HEOR is a function within a pharmaceutical or life science company that is tasked with generating evidence of the value of a new drug or other intervention for reimbursement and healthcare payers.
HEOR establishes and measures the link between treatment and actual outcomes and therefore provides evidence-based guidance on how to improve care. It takes a broad view of the health outcomes of intervention including not only clinical trial data and clinical outcomes but also financial considerations and less tangible measures such as quality of life and satisfaction as reported by the patients in surveys or gleaned from electronic health records.
HEOR is used by pharmaceutical companies to understand how healthcare providers prescribe drugs and how these drugs are performing in the real world.

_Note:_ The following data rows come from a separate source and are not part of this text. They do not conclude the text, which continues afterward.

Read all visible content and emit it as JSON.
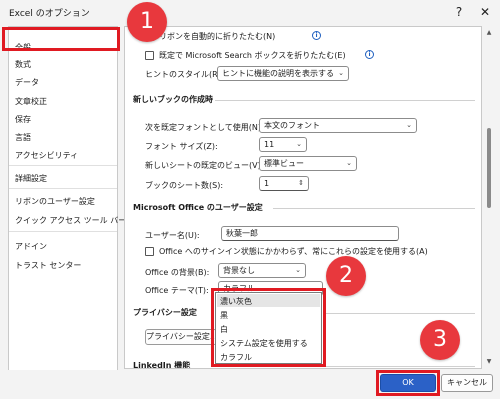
{
  "window": {
    "title": "Excel のオプション",
    "help_glyph": "?",
    "close_glyph": "✕"
  },
  "sidebar": {
    "items": [
      {
        "label": "全般"
      },
      {
        "label": "数式"
      },
      {
        "label": "データ"
      },
      {
        "label": "文章校正"
      },
      {
        "label": "保存"
      },
      {
        "label": "言語"
      },
      {
        "label": "アクセシビリティ"
      },
      {
        "label": "詳細設定"
      },
      {
        "label": "リボンのユーザー設定"
      },
      {
        "label": "クイック アクセス ツール バー"
      },
      {
        "label": "アドイン"
      },
      {
        "label": "トラスト センター"
      }
    ]
  },
  "main": {
    "ui_options": {
      "collapse_ribbon_label": "リボンを自動的に折りたたむ(N)",
      "collapse_search_label": "既定で Microsoft Search ボックスを折りたたむ(E)",
      "info_glyph": "i",
      "tooltip_style_label": "ヒントのスタイル(R):",
      "tooltip_style_value": "ヒントに機能の説明を表示する"
    },
    "new_workbook": {
      "heading": "新しいブックの作成時",
      "default_font_label": "次を既定フォントとして使用(N):",
      "default_font_value": "本文のフォント",
      "font_size_label": "フォント サイズ(Z):",
      "font_size_value": "11",
      "default_view_label": "新しいシートの既定のビュー(V):",
      "default_view_value": "標準ビュー",
      "sheet_count_label": "ブックのシート数(S):",
      "sheet_count_value": "1"
    },
    "personalize": {
      "heading": "Microsoft Office のユーザー設定",
      "username_label": "ユーザー名(U):",
      "username_value": "秋葉一郎",
      "always_use_label": "Office へのサインイン状態にかかわらず、常にこれらの設定を使用する(A)",
      "background_label": "Office の背景(B):",
      "background_value": "背景なし",
      "theme_label": "Office テーマ(T):",
      "theme_value": "カラフル"
    },
    "privacy": {
      "heading": "プライバシー設定",
      "button_label": "プライバシー設定..."
    },
    "linkedin": {
      "heading": "LinkedIn 機能"
    }
  },
  "theme_dropdown": {
    "options": [
      "濃い灰色",
      "黒",
      "白",
      "システム設定を使用する",
      "カラフル"
    ],
    "highlighted": "濃い灰色"
  },
  "footer": {
    "ok_label": "OK",
    "cancel_label": "キャンセル"
  },
  "annotations": {
    "badge1": "1",
    "badge2": "2",
    "badge3": "3",
    "color": "#e01a22"
  },
  "glyphs": {
    "dropdown_arrow": "⌄",
    "spin_arrows": "⇕",
    "scroll_up": "▲",
    "scroll_down": "▼"
  }
}
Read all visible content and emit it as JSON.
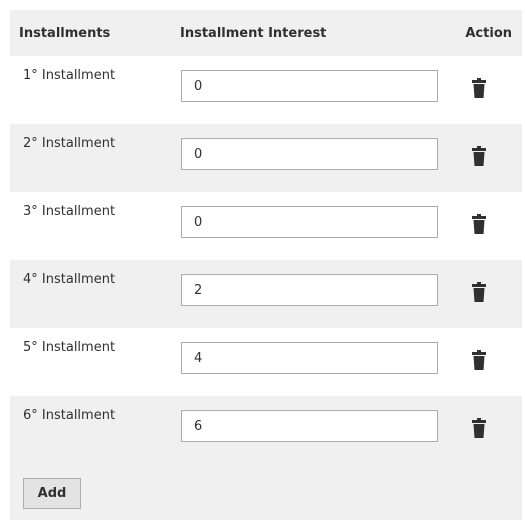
{
  "header": {
    "col_installments": "Installments",
    "col_interest": "Installment Interest",
    "col_action": "Action"
  },
  "rows": [
    {
      "label": "1° Installment",
      "value": "0"
    },
    {
      "label": "2° Installment",
      "value": "0"
    },
    {
      "label": "3° Installment",
      "value": "0"
    },
    {
      "label": "4° Installment",
      "value": "2"
    },
    {
      "label": "5° Installment",
      "value": "4"
    },
    {
      "label": "6° Installment",
      "value": "6"
    }
  ],
  "footer": {
    "add_label": "Add"
  },
  "icons": {
    "delete": "trash-icon"
  },
  "colors": {
    "row_alt_bg": "#f0f0f0",
    "icon": "#303030",
    "input_border": "#adadad"
  }
}
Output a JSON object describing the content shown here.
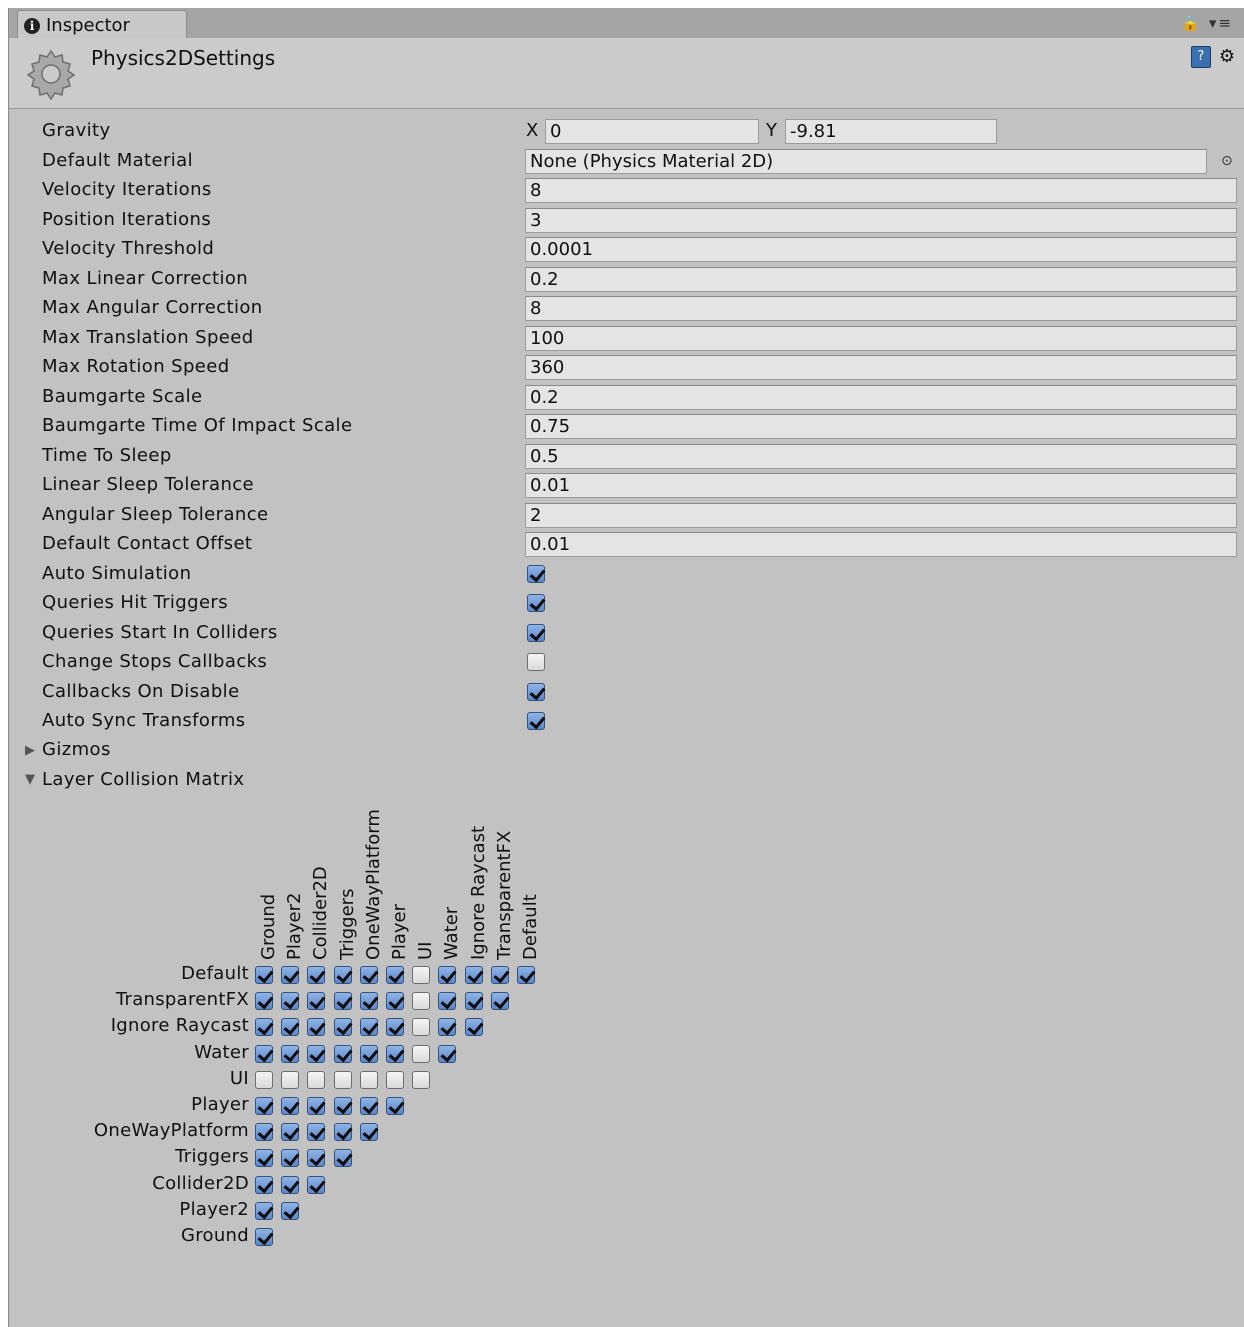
{
  "tab": {
    "label": "Inspector"
  },
  "header": {
    "title": "Physics2DSettings"
  },
  "gravity": {
    "label": "Gravity",
    "x_label": "X",
    "x": "0",
    "y_label": "Y",
    "y": "-9.81"
  },
  "default_material": {
    "label": "Default Material",
    "value": "None (Physics Material 2D)"
  },
  "fields": [
    {
      "label": "Velocity Iterations",
      "value": "8"
    },
    {
      "label": "Position Iterations",
      "value": "3"
    },
    {
      "label": "Velocity Threshold",
      "value": "0.0001"
    },
    {
      "label": "Max Linear Correction",
      "value": "0.2"
    },
    {
      "label": "Max Angular Correction",
      "value": "8"
    },
    {
      "label": "Max Translation Speed",
      "value": "100"
    },
    {
      "label": "Max Rotation Speed",
      "value": "360"
    },
    {
      "label": "Baumgarte Scale",
      "value": "0.2"
    },
    {
      "label": "Baumgarte Time Of Impact Scale",
      "value": "0.75"
    },
    {
      "label": "Time To Sleep",
      "value": "0.5"
    },
    {
      "label": "Linear Sleep Tolerance",
      "value": "0.01"
    },
    {
      "label": "Angular Sleep Tolerance",
      "value": "2"
    },
    {
      "label": "Default Contact Offset",
      "value": "0.01"
    }
  ],
  "toggles": [
    {
      "label": "Auto Simulation",
      "checked": true
    },
    {
      "label": "Queries Hit Triggers",
      "checked": true
    },
    {
      "label": "Queries Start In Colliders",
      "checked": true
    },
    {
      "label": "Change Stops Callbacks",
      "checked": false
    },
    {
      "label": "Callbacks On Disable",
      "checked": true
    },
    {
      "label": "Auto Sync Transforms",
      "checked": true
    }
  ],
  "gizmos": {
    "label": "Gizmos"
  },
  "matrix_section": {
    "label": "Layer Collision Matrix"
  },
  "matrix": {
    "columns": [
      "Ground",
      "Player2",
      "Collider2D",
      "Triggers",
      "OneWayPlatform",
      "Player",
      "UI",
      "Water",
      "Ignore Raycast",
      "TransparentFX",
      "Default"
    ],
    "rows": [
      {
        "label": "Default",
        "values": [
          true,
          true,
          true,
          true,
          true,
          true,
          false,
          true,
          true,
          true,
          true
        ]
      },
      {
        "label": "TransparentFX",
        "values": [
          true,
          true,
          true,
          true,
          true,
          true,
          false,
          true,
          true,
          true
        ]
      },
      {
        "label": "Ignore Raycast",
        "values": [
          true,
          true,
          true,
          true,
          true,
          true,
          false,
          true,
          true
        ]
      },
      {
        "label": "Water",
        "values": [
          true,
          true,
          true,
          true,
          true,
          true,
          false,
          true
        ]
      },
      {
        "label": "UI",
        "values": [
          false,
          false,
          false,
          false,
          false,
          false,
          false
        ]
      },
      {
        "label": "Player",
        "values": [
          true,
          true,
          true,
          true,
          true,
          true
        ]
      },
      {
        "label": "OneWayPlatform",
        "values": [
          true,
          true,
          true,
          true,
          true
        ]
      },
      {
        "label": "Triggers",
        "values": [
          true,
          true,
          true,
          true
        ]
      },
      {
        "label": "Collider2D",
        "values": [
          true,
          true,
          true
        ]
      },
      {
        "label": "Player2",
        "values": [
          true,
          true
        ]
      },
      {
        "label": "Ground",
        "values": [
          true
        ]
      }
    ]
  }
}
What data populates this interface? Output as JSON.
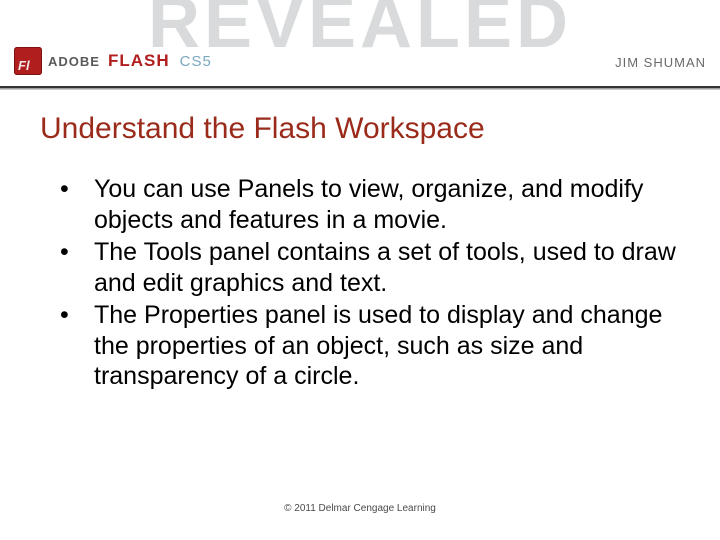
{
  "header": {
    "background_word": "REVEALED",
    "brand_adobe": "ADOBE",
    "brand_product": "FLASH",
    "brand_version": "CS5",
    "author": "JIM SHUMAN"
  },
  "slide": {
    "title": "Understand the Flash Workspace",
    "bullets": [
      "You can use Panels to view, organize, and modify objects and features in a movie.",
      "The Tools panel contains a set of tools, used to draw and edit graphics and text.",
      "The Properties panel is used to display and change the properties of an object, such as size and transparency of a circle."
    ]
  },
  "footer": {
    "copyright": "© 2011 Delmar Cengage Learning"
  }
}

This real-world evidence is ultimately used to improve patient care.
What is HEOR data used for?
HEOR data is used in a number of ways.
- Regulating agencies use HEOR data to establish reimbursement structures and to identify successful interventions
- HEOR can guide healthcare coverage and access decisions
- HEOR data can help close the gap between clinical trials results and real-world health outcomes
- HEOR can contribute to identifying interventions that are most effective for specific populations of patients
- HEOR helps pharmaceutical companies communicate the value of their innovations to stakeholders such as physicians, payers and patients.
With precision medicine and value-based care playing an increasingly important role, HEOR is moving from a support function to a central role in pharmaceutical companies. HEOR can inform decision-making at many stages in the product life cycle from R&D to pricing, market access, strategic planning to sales strategy and lifecycle management.
Why is HEOR data important?
The increasing importance of precision medicine and real-world data and health economics are also impacting medical affairs professionals, especially field medical. Medical science liaisons, for example, need to have a working knowledge of HEOR and have to be able to have meaningful conversations with healthcare providers about health economic concepts.